* PROBLEM TO SOLVE *
Please set down, exactly as written, the line containing "What data populates" and every line after it through the end of the records.

* SOURCE MATERIAL *
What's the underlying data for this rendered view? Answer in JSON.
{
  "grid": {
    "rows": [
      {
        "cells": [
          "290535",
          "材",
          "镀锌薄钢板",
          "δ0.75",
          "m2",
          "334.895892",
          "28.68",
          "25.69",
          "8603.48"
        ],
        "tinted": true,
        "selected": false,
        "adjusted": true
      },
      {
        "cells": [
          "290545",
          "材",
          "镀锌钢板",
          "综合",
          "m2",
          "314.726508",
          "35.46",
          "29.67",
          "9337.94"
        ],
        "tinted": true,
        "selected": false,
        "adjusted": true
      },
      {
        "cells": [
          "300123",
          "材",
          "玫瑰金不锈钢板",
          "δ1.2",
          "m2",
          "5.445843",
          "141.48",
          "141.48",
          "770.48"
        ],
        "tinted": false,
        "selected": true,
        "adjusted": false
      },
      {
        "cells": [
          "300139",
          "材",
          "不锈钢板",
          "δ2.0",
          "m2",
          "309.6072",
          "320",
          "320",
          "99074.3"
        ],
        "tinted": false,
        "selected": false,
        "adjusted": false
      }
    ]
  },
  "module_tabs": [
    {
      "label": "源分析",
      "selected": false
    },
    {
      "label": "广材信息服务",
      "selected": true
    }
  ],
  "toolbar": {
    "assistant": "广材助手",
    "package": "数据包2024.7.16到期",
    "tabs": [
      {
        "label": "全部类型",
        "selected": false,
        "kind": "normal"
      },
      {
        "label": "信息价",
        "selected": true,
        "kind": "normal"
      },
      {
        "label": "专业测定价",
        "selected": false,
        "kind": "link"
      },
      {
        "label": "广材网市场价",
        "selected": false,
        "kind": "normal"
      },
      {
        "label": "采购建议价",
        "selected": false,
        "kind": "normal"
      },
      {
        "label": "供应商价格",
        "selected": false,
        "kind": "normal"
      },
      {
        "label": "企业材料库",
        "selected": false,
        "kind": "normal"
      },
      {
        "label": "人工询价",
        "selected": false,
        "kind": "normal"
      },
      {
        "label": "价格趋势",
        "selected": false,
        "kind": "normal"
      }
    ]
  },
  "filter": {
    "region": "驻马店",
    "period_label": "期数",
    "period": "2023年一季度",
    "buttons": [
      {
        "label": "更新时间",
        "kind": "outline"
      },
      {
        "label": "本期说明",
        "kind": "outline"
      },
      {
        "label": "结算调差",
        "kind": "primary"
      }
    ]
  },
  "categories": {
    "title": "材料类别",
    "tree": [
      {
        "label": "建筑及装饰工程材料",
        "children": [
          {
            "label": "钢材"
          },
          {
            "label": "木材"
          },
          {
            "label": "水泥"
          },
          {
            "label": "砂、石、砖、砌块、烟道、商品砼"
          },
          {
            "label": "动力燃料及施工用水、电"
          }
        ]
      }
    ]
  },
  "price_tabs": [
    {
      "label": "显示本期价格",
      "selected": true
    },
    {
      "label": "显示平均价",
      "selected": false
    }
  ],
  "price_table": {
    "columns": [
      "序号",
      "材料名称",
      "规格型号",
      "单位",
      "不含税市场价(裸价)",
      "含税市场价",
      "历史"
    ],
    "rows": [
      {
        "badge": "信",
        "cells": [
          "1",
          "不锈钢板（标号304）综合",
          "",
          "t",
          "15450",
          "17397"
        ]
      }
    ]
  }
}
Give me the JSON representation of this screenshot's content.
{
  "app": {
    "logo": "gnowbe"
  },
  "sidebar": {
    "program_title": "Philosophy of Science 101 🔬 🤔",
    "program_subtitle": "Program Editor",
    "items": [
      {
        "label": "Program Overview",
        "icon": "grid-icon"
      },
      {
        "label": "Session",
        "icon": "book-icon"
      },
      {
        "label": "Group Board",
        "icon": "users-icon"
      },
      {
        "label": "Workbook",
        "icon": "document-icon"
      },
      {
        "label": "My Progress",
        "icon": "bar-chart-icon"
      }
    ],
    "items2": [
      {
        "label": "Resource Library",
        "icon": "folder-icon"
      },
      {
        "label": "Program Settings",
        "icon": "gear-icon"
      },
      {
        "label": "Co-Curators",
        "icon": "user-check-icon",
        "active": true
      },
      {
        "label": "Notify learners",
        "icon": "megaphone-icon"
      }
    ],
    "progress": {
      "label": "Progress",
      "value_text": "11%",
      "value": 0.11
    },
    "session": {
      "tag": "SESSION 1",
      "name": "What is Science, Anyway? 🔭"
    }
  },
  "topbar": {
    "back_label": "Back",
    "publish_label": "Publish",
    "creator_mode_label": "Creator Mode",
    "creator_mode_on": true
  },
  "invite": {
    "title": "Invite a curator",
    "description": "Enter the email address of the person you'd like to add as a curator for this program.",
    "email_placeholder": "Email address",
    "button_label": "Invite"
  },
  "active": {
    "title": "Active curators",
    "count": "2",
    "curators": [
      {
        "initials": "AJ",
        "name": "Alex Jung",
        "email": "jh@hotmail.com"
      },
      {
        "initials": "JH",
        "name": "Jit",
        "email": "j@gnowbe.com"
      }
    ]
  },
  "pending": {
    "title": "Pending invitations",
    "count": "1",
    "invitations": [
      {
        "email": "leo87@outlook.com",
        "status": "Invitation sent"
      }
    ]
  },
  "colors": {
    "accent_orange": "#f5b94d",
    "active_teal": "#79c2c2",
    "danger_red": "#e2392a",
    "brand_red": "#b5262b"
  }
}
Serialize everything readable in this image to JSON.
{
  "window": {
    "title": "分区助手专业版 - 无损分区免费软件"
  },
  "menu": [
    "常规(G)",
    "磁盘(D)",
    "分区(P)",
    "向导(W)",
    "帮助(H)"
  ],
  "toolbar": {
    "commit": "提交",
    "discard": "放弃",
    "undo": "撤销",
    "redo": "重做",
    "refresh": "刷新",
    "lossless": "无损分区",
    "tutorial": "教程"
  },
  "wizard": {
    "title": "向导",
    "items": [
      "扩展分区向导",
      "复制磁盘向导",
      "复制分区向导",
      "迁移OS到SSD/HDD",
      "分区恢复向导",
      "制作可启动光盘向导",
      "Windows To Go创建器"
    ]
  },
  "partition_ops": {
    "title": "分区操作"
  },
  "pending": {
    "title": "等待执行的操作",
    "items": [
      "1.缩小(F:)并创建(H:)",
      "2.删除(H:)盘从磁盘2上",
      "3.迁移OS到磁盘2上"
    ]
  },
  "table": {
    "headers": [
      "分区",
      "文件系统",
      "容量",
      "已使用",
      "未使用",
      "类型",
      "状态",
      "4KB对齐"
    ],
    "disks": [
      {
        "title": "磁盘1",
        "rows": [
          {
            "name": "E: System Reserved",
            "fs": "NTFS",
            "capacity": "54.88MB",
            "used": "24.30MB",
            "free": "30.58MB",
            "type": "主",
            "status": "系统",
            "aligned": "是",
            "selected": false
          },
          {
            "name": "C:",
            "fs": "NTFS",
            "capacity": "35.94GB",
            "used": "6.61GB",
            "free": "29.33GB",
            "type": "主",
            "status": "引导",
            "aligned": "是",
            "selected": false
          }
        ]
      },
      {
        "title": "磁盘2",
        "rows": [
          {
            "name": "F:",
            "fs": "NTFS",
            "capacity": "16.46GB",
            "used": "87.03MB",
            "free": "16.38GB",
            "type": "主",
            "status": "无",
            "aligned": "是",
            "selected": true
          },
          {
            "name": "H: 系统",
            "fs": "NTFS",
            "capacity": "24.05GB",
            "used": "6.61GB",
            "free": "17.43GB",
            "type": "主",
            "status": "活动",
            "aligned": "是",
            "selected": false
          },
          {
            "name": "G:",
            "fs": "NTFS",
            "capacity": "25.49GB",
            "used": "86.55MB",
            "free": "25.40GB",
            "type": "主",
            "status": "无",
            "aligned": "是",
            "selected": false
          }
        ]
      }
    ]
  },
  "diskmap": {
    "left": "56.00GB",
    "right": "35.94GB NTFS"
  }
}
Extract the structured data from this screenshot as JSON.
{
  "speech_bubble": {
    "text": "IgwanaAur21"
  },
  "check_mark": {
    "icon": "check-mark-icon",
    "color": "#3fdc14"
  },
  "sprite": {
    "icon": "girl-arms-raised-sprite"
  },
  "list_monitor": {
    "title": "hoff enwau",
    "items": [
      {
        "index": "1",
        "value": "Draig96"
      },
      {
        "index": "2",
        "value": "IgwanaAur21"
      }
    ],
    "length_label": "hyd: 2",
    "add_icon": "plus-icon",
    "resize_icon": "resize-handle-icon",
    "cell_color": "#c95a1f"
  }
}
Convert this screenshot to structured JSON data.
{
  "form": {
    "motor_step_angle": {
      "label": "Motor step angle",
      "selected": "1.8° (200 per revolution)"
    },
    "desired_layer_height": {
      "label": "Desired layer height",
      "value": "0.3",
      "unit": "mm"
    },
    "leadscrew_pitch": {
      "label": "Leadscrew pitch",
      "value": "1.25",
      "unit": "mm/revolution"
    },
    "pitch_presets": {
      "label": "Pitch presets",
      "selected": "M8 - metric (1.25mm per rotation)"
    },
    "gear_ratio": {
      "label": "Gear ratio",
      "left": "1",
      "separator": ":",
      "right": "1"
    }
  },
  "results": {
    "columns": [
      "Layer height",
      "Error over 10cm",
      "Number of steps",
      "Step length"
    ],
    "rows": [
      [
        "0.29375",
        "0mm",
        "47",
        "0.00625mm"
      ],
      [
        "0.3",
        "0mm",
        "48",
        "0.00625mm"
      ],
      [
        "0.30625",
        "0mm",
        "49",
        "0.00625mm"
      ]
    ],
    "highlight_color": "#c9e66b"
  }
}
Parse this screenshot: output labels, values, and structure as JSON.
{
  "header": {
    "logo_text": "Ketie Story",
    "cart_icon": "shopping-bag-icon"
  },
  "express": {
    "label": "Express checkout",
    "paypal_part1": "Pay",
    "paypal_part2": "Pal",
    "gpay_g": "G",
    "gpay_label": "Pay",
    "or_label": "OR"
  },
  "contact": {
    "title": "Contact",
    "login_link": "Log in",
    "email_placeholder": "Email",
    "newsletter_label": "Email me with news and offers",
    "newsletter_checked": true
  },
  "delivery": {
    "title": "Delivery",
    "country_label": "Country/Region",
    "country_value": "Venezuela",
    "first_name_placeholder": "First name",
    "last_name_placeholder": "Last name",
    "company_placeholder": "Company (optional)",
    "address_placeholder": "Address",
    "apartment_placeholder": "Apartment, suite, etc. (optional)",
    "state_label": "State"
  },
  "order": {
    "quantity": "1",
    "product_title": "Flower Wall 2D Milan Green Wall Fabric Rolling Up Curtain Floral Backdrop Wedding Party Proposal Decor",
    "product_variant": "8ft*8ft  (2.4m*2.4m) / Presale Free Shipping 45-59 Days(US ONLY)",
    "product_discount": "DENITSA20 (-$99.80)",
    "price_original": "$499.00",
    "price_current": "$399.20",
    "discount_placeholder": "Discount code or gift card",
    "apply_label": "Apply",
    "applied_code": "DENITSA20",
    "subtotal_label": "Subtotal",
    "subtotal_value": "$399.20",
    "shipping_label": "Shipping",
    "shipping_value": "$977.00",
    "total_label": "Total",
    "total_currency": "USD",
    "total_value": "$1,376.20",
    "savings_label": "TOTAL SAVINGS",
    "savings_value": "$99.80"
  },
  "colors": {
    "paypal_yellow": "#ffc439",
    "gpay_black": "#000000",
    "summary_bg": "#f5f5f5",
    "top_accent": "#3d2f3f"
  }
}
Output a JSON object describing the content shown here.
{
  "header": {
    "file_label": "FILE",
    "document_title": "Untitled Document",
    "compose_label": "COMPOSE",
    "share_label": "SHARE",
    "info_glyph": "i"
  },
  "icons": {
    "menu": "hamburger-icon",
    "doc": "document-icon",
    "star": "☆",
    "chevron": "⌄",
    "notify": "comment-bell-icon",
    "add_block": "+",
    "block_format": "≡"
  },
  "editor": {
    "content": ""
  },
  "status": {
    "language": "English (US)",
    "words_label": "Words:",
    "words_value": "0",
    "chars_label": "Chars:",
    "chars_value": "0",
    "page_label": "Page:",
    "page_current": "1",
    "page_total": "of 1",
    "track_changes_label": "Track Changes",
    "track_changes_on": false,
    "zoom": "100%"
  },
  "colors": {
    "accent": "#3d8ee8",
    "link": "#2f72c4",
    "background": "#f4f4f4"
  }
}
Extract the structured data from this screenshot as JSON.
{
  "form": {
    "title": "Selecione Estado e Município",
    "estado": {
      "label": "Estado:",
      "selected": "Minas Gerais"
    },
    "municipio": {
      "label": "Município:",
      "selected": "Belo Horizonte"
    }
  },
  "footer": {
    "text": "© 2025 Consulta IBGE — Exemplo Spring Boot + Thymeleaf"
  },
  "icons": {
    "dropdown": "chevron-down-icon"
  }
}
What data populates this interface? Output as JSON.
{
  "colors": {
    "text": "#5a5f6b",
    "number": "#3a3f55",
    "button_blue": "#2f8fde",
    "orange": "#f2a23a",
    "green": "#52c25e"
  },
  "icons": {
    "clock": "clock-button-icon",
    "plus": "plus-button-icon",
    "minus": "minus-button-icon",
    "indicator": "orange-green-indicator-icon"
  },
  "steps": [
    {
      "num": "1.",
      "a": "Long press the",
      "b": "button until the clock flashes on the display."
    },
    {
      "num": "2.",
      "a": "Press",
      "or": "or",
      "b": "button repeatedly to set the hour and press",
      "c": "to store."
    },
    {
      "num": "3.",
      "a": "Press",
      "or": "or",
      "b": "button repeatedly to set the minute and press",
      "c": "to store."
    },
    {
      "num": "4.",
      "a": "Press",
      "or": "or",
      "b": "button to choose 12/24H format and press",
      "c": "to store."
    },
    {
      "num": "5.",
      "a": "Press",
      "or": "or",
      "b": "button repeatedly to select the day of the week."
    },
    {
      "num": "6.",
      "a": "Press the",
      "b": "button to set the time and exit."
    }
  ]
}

* RESULT BELOW *
What data populates this interface? Output as JSON.
{
  "colors": {
    "text": "#5a5f6b",
    "number": "#3a3f55",
    "button_blue": "#2f8fde",
    "orange": "#f2a23a",
    "green": "#52c25e"
  },
  "icons": {
    "clock": "clock-button-icon",
    "plus": "plus-button-icon",
    "minus": "minus-button-icon",
    "indicator": "orange-green-indicator-icon"
  },
  "steps": [
    {
      "num": "1.",
      "a": "Long press the",
      "b": "button until the clock flashes on the display."
    },
    {
      "num": "2.",
      "a": "Press",
      "or": "or",
      "b": "button repeatedly to set the hour and press",
      "c": "to store."
    },
    {
      "num": "3.",
      "a": "Press",
      "or": "or",
      "b": "button repeatedly to set the minute and press",
      "c": "to store."
    },
    {
      "num": "4.",
      "a": "Press",
      "or": "or",
      "b": "button to choose 12/24H format and press",
      "c": "to store."
    },
    {
      "num": "5.",
      "a": "Press",
      "or": "or",
      "b": "button repeatedly to select the day of the week."
    },
    {
      "num": "6.",
      "a": "Press the",
      "b": "button to set the time and exit."
    }
  ]
}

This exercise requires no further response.